## Task goal
In these records, how many lines contain "hour"? Please reply with the number only.
+++ Dataset excerpts
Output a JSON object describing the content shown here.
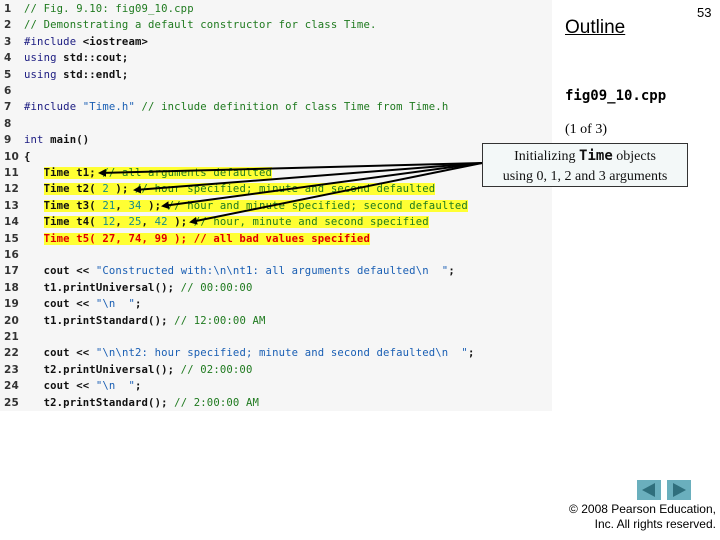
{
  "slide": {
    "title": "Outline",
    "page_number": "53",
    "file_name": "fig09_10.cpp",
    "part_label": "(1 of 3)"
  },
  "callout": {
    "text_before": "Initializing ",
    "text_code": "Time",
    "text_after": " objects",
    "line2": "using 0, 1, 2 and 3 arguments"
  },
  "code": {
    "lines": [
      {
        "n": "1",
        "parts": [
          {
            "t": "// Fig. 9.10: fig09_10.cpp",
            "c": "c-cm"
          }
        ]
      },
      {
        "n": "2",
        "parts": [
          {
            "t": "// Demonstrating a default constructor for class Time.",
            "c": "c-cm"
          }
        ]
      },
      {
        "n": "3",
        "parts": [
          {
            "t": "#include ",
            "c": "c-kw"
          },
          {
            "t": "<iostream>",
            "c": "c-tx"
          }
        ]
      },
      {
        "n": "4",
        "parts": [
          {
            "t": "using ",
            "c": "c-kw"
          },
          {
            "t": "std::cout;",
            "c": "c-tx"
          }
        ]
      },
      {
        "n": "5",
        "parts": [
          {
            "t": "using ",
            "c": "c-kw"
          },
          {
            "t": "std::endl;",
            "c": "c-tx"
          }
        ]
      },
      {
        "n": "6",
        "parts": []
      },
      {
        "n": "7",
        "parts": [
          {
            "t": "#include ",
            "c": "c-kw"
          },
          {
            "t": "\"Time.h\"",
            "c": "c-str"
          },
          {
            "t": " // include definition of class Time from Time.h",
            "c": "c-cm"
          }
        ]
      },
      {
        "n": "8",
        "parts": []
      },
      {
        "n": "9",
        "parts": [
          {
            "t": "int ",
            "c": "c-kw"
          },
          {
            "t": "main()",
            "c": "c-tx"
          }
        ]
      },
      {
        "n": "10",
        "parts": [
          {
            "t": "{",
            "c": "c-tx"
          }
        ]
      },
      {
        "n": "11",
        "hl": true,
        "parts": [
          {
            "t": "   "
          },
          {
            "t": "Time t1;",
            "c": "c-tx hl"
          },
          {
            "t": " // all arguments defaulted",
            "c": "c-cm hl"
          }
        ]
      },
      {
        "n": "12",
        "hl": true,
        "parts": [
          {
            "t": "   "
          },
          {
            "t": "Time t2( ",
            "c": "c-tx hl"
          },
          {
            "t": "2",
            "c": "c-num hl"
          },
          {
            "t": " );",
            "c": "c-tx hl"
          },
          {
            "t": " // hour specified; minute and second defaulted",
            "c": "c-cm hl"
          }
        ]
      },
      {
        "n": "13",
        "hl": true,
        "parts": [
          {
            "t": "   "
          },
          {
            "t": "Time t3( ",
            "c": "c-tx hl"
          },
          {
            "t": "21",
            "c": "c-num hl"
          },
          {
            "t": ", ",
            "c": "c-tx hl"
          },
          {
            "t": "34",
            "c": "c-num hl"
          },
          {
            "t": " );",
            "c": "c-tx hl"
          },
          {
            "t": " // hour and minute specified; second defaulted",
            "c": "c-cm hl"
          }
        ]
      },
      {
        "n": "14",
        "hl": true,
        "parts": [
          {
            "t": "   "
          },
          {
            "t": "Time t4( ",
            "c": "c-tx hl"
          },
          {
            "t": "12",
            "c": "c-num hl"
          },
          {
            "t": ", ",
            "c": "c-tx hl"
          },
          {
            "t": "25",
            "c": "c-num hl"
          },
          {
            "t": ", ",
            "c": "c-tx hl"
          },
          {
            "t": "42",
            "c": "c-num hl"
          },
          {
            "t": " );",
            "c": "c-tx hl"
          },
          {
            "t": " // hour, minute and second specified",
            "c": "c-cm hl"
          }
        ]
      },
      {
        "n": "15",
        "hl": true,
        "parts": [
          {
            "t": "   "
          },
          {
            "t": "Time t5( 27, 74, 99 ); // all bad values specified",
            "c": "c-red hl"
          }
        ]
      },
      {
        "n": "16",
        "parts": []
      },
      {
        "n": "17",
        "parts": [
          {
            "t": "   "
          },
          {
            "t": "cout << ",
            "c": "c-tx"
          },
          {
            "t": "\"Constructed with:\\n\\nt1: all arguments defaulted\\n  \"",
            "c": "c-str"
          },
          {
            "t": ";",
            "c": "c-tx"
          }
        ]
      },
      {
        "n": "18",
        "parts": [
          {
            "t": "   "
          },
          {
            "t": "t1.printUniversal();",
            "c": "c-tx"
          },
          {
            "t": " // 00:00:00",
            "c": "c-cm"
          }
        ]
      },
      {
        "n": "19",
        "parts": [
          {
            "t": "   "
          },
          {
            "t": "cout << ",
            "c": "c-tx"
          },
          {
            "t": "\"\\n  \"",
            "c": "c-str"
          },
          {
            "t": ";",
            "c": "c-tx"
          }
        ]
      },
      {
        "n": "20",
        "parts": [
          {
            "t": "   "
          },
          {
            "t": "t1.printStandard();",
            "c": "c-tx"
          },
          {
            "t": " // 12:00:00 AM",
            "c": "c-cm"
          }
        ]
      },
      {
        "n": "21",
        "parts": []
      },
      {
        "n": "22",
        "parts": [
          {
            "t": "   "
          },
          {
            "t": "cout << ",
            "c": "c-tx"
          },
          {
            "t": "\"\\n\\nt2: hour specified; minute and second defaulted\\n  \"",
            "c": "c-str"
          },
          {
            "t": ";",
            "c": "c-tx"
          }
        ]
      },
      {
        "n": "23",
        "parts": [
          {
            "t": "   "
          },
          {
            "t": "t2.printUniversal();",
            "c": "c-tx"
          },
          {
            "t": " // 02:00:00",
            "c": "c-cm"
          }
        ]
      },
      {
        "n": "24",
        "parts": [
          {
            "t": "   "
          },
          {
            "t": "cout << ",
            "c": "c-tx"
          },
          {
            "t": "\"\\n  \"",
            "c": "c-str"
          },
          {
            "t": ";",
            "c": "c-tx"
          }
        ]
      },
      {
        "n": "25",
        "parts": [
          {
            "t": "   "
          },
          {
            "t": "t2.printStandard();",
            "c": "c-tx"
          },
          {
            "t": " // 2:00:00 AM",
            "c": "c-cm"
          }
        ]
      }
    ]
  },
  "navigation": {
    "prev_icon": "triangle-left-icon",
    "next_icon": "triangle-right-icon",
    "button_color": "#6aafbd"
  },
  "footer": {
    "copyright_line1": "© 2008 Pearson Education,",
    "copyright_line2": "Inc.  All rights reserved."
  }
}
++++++
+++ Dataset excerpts
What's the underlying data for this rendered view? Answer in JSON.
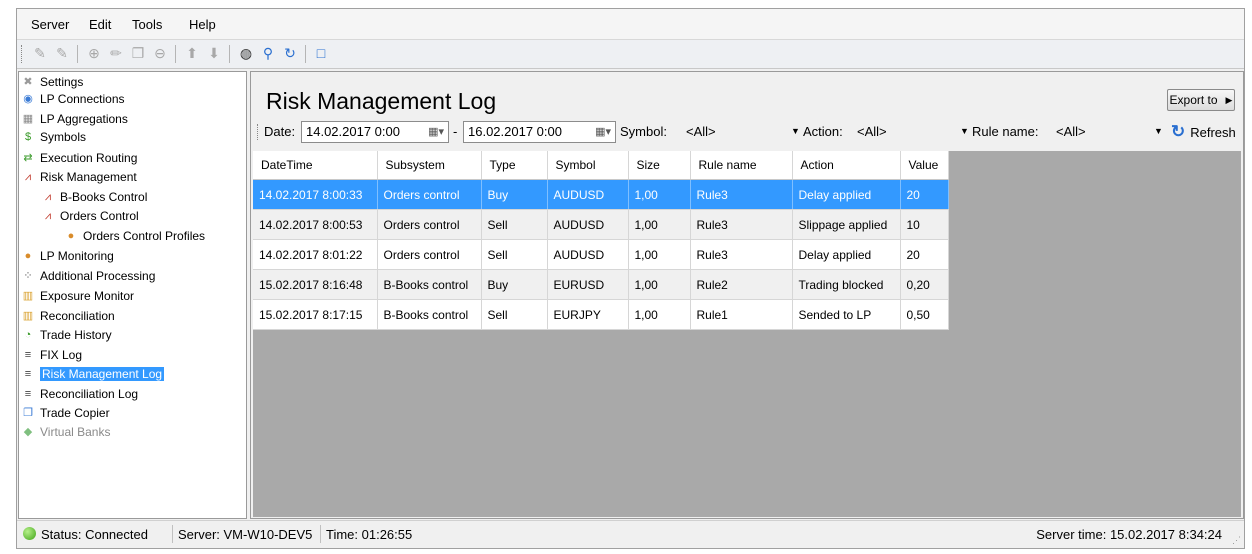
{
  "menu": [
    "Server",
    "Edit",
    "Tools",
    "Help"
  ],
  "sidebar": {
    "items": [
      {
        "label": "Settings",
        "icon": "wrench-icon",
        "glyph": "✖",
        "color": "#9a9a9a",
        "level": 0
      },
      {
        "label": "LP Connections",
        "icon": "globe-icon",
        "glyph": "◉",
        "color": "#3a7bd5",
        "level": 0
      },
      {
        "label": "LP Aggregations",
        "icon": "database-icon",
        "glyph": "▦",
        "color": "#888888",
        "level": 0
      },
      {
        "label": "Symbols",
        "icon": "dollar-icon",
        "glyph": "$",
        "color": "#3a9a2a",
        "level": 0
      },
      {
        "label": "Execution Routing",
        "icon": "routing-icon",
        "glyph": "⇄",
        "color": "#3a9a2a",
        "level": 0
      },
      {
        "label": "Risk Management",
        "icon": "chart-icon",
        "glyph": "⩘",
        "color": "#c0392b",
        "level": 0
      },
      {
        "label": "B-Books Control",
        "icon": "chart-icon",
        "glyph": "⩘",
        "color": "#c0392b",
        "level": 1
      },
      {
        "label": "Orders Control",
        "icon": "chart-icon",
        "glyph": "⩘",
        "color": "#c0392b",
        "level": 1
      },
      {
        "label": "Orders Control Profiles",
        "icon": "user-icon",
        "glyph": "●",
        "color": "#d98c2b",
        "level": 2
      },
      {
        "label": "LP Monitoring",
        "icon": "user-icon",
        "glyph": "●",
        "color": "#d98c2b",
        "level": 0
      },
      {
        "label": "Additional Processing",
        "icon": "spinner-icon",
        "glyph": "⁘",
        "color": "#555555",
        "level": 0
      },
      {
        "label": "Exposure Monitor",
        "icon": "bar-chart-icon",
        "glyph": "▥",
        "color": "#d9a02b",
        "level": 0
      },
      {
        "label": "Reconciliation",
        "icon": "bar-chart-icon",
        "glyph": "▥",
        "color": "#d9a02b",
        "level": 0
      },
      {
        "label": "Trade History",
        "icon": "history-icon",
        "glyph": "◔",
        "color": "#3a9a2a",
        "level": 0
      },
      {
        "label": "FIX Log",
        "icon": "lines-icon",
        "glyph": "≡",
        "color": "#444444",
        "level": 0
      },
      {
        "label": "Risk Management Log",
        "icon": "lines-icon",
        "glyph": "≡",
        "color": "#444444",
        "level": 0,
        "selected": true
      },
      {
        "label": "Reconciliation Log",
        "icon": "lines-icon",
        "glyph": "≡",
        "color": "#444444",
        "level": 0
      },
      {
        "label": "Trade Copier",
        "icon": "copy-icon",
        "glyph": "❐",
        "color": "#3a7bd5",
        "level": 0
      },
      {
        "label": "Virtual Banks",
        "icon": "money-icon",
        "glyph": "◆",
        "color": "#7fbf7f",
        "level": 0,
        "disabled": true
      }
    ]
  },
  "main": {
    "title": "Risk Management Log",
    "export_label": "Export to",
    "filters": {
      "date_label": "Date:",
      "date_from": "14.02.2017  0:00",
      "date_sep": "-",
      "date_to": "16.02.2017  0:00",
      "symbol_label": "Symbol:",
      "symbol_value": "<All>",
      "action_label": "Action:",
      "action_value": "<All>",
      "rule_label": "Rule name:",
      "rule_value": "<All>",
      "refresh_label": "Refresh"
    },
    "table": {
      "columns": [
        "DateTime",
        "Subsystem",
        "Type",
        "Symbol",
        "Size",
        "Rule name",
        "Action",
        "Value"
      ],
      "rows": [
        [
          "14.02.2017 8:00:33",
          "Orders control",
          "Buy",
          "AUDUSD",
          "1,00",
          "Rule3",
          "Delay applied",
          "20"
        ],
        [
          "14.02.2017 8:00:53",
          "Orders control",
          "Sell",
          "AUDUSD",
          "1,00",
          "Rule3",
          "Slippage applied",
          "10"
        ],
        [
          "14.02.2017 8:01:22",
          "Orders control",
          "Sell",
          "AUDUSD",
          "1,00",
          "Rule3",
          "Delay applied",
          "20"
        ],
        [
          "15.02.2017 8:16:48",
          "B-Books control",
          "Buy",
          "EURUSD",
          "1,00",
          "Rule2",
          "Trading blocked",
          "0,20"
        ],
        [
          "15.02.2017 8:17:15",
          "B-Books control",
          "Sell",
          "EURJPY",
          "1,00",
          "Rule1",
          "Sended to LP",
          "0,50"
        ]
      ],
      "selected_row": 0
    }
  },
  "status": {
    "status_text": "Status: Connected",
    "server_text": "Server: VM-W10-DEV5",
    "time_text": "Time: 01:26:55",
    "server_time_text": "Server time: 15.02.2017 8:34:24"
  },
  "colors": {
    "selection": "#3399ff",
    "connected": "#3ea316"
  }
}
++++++
## Response to this exercise
4